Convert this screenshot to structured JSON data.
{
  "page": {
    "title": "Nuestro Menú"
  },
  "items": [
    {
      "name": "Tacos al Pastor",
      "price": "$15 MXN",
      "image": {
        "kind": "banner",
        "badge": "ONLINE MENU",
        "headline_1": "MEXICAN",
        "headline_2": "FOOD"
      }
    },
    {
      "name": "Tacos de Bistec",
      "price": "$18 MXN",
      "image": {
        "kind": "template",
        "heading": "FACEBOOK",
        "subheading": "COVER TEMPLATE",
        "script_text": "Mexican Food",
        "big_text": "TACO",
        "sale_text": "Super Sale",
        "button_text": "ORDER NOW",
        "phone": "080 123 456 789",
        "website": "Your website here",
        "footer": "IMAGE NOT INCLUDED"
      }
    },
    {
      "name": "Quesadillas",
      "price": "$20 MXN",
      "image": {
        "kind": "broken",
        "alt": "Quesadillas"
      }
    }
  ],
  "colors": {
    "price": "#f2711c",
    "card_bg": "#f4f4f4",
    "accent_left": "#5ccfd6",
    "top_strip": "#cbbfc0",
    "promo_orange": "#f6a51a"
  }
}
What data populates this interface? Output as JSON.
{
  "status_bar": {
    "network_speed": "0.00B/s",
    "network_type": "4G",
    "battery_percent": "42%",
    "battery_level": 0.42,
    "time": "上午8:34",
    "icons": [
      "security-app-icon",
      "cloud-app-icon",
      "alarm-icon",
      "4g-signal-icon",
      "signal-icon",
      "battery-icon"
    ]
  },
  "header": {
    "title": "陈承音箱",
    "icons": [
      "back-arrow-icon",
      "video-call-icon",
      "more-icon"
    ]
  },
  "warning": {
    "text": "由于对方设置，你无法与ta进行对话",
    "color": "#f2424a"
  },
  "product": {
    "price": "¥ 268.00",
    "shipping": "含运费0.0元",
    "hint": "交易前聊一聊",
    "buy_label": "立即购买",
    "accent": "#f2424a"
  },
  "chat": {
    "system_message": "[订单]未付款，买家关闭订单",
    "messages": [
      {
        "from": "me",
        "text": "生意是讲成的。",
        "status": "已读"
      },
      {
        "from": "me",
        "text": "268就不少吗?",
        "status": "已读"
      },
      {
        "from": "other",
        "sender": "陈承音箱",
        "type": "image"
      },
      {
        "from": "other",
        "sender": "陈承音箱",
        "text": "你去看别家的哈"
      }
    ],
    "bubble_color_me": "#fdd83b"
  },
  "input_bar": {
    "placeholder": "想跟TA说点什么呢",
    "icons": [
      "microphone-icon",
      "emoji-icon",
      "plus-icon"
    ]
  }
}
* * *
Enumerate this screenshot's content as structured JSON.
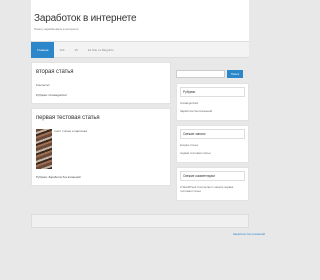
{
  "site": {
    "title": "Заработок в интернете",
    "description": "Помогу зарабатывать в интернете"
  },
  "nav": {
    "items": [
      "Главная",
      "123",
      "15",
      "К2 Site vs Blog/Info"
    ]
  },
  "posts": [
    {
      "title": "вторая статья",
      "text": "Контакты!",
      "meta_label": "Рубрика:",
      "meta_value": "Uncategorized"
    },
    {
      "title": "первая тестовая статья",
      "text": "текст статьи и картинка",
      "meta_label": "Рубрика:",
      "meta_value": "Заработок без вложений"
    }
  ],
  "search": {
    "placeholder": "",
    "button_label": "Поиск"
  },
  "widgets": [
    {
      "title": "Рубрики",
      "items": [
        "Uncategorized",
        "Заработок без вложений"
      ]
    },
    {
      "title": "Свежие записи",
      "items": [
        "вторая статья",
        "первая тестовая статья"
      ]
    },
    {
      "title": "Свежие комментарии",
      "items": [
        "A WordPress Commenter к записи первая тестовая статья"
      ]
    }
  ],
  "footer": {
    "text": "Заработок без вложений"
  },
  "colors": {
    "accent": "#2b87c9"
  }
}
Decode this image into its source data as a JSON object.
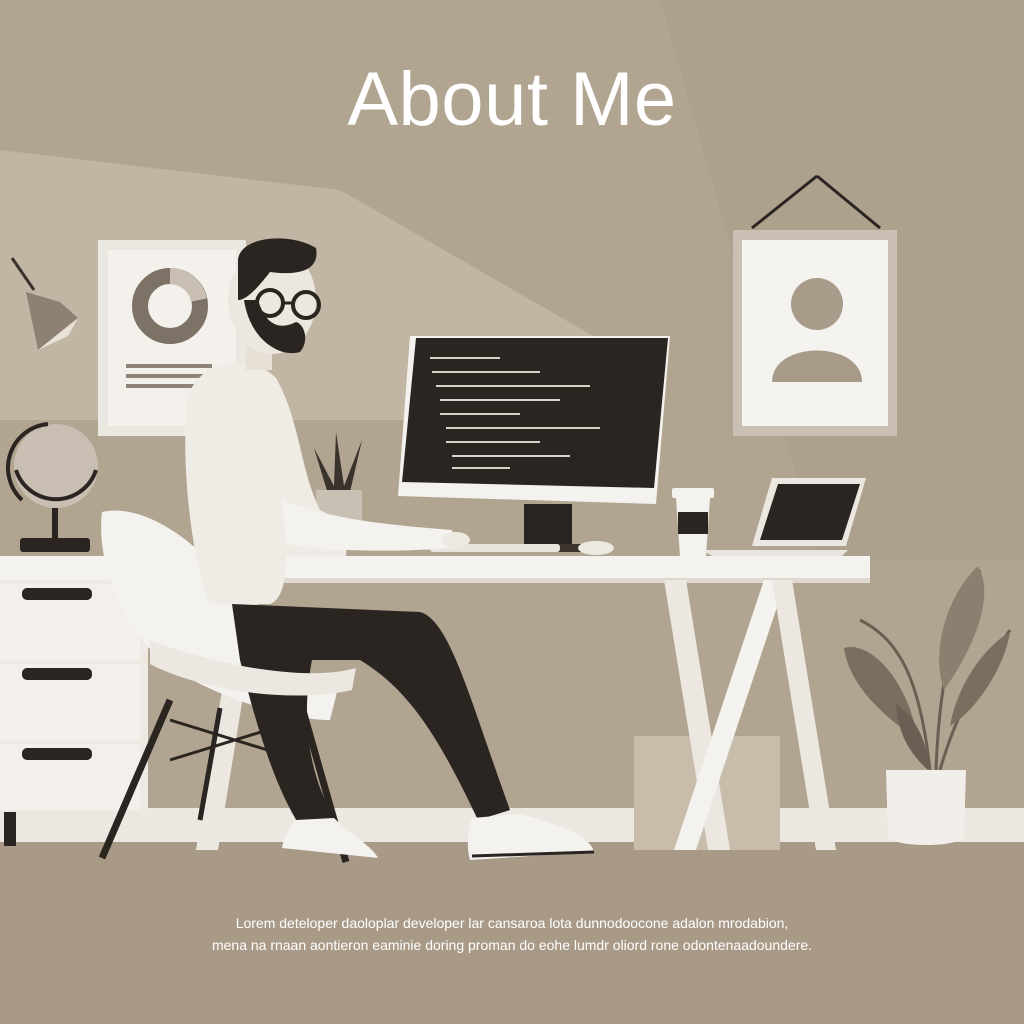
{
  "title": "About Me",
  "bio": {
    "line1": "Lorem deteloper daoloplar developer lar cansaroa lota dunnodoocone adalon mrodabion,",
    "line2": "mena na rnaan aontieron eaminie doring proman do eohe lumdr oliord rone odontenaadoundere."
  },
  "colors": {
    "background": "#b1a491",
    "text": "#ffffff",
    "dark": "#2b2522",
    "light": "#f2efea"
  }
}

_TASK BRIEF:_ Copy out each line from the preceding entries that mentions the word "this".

_SOLUTION BELOW:_
Convert this screenshot to structured JSON data.
What data populates this interface? Output as JSON.
Enumerate this screenshot's content as structured JSON.
Decode this image into its source data as a JSON object.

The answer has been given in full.